_Information_:
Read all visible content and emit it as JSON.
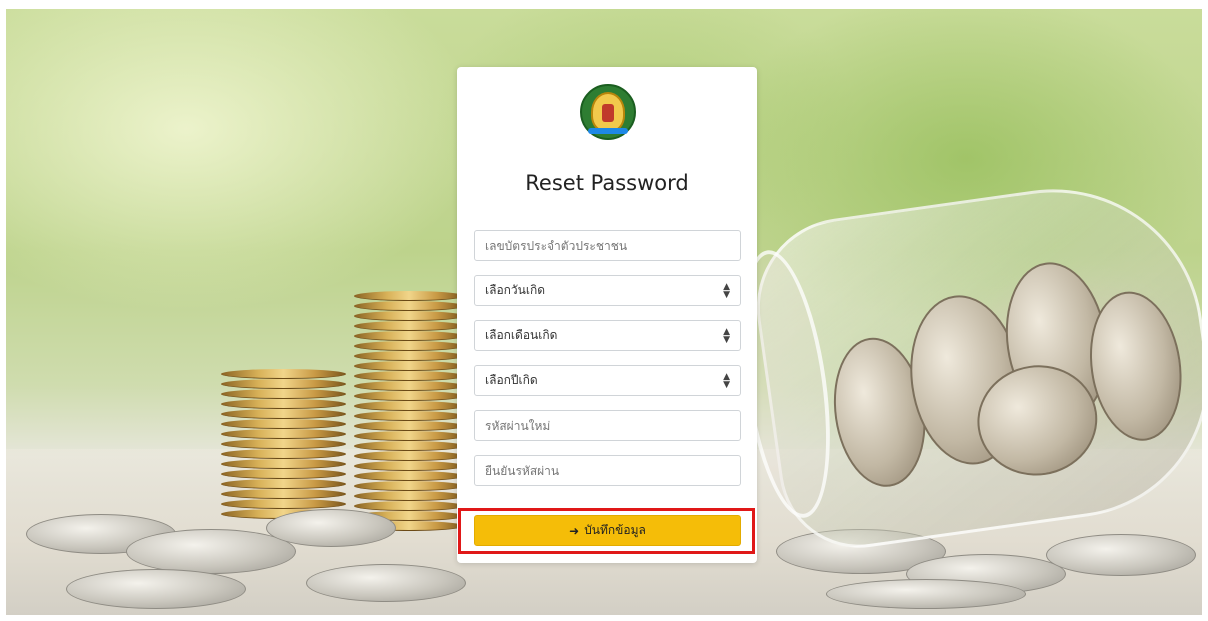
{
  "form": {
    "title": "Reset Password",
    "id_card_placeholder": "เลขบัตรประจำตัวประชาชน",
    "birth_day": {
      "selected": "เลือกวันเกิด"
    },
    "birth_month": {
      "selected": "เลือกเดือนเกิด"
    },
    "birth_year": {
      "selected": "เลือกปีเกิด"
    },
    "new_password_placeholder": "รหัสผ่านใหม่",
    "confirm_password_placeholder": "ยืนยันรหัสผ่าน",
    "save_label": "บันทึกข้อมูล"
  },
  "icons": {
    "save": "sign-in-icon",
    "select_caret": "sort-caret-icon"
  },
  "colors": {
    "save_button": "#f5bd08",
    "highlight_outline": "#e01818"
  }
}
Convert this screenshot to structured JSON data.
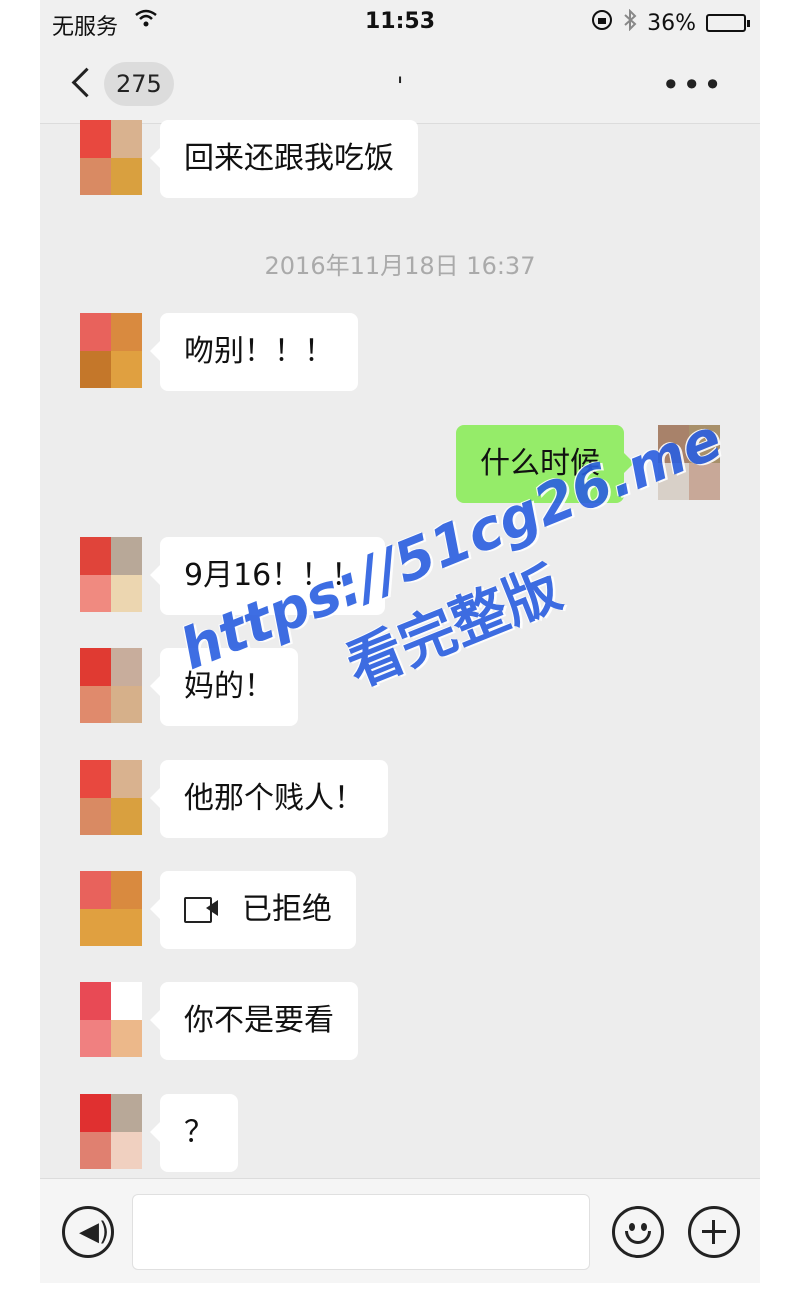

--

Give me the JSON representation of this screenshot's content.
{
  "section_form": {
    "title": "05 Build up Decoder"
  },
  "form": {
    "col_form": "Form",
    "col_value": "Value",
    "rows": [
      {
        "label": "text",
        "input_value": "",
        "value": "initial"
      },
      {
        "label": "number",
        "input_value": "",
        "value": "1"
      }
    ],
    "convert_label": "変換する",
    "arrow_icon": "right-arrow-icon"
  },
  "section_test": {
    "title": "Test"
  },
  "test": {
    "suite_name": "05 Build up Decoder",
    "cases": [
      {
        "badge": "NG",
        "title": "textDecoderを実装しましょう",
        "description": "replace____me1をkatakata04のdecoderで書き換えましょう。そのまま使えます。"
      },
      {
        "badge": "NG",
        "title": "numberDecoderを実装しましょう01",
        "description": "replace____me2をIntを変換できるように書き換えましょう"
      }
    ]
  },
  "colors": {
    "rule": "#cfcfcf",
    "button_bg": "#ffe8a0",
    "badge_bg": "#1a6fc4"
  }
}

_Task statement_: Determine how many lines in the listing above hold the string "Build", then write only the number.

_Solution for this task_: 2